We left Hooper Bay this morning, flying out in the same small plane that had just delivered a fresh load of volunteers from the lower 48. As we took off and gained elevation, we had an excellent view of the city, looking west towards the Sea.
Would I go back? In a heartbeat. For all the undesirable elements of Hooper Bay, there were positive, redeeming qualities. Moments of beauty of joy and promise. The town and the people of Hooper Bay have their faults, just like we all do--it's just that their situation is different than the world I live in in Jacksonville, Florida.

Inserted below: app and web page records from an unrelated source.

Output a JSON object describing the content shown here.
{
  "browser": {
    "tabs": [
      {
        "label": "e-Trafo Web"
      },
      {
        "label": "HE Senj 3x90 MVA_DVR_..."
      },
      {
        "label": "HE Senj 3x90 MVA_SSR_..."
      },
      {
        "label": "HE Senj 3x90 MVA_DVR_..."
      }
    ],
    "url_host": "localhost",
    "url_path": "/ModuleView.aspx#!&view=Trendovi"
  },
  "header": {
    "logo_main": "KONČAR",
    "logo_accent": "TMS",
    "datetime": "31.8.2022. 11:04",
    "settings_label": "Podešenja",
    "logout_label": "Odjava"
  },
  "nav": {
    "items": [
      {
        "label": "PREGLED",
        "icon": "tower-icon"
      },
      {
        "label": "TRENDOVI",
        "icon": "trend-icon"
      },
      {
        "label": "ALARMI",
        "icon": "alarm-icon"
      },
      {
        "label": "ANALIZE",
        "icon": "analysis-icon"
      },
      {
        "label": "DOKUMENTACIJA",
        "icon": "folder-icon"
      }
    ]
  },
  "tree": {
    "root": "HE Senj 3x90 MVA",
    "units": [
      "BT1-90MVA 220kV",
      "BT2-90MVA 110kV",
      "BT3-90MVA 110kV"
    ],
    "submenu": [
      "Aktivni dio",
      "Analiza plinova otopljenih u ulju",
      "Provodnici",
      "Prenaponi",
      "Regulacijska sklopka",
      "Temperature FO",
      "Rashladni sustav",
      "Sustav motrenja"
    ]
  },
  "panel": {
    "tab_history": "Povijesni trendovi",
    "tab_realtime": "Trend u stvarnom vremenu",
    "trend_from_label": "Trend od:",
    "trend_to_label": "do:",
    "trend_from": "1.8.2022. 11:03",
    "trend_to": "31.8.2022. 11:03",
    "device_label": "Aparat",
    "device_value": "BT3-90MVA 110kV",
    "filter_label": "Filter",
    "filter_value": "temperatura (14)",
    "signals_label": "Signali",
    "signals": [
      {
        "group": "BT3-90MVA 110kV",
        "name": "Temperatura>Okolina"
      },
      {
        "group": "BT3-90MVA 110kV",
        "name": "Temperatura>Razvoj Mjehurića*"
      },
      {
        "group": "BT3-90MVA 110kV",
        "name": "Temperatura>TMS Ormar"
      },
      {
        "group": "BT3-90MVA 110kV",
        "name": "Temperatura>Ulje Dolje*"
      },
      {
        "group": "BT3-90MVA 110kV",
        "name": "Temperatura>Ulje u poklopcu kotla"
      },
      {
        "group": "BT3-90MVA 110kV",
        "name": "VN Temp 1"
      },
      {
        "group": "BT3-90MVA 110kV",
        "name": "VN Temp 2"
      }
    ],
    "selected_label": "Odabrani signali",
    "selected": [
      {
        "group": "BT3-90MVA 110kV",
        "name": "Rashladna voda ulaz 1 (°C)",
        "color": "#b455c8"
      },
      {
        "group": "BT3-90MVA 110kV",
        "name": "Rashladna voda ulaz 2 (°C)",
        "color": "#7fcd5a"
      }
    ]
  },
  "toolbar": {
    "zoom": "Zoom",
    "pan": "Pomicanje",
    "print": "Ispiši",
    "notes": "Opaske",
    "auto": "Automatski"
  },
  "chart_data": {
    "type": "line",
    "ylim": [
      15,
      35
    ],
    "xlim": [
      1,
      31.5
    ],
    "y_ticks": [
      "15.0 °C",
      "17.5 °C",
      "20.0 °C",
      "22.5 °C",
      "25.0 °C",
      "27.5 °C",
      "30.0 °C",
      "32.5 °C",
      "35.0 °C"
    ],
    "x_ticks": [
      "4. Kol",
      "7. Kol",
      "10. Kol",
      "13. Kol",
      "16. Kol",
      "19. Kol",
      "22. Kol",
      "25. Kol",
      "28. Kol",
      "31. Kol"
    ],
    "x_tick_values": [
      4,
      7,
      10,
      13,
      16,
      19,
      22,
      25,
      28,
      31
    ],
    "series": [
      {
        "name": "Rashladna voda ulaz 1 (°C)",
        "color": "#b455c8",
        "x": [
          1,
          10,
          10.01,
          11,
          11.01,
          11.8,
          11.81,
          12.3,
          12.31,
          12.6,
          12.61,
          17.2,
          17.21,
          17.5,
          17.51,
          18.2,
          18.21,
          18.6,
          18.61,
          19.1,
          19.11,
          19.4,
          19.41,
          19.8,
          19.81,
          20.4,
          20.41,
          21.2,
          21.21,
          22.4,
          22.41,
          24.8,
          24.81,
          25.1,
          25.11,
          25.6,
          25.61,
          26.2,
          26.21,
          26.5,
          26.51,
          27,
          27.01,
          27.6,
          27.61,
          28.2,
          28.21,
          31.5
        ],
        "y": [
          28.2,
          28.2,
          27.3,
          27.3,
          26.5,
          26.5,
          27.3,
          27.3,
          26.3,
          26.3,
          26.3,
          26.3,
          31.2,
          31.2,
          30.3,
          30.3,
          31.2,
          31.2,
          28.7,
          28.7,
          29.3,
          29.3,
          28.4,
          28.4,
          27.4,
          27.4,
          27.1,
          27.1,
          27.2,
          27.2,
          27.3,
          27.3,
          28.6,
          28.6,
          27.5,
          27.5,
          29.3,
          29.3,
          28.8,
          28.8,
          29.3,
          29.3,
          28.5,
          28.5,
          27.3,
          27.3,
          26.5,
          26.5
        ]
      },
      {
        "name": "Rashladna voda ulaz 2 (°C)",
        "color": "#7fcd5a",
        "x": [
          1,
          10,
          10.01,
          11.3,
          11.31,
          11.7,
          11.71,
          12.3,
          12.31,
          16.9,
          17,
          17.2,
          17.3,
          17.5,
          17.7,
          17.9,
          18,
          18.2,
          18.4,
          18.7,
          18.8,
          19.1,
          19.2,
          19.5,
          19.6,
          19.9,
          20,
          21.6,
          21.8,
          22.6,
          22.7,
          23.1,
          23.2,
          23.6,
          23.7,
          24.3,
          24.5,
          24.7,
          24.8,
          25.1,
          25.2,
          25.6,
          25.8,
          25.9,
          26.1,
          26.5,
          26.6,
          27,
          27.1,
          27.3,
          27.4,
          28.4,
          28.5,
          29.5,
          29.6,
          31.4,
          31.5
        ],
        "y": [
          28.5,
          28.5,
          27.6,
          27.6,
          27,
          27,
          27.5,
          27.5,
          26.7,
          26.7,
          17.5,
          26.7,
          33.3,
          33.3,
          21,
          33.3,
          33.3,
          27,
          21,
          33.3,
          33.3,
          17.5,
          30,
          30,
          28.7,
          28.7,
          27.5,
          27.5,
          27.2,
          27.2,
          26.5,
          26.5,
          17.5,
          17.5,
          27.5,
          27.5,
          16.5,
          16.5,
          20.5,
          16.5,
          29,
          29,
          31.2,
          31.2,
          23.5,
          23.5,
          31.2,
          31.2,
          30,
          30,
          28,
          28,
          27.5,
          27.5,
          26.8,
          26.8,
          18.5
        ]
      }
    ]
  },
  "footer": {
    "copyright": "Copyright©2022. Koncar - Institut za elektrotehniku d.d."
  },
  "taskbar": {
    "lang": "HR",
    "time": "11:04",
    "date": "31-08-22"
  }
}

Some people have asked...why spend the time and money in such an isolated place as Hooper Bay? Can't they just move somewhere else? The answer to that question is easy---this is their home. It's where they live, and where their ancestors and families have lived for a long time. We all have places that we call home, and these places don't always make sense to others. I would hate to live in Fresno or Ohio or Arizona, but there are millions of people who live there and would never want to leave. More power to them.
Samaritan's Purse draws its name from the Parable of the Good Samaritan, found in Luke 10:30-37. I like this story for a number of reasons, but here is a little nugget of truth that really struck home in regards to Hooper Bay. The Samaritan didn't ask the man what his religious or political affiliation was; he didn't ask him about any annoying habits or addictions or if they were of the same ethnicity or nationality. The Samaritan saw a need, had the ability to address that need, and took action.
The town of Hooper Bay needs help, and we were fortunate enough to be in a position to lend a hand. I know that lesson can be applied elsewhere as well.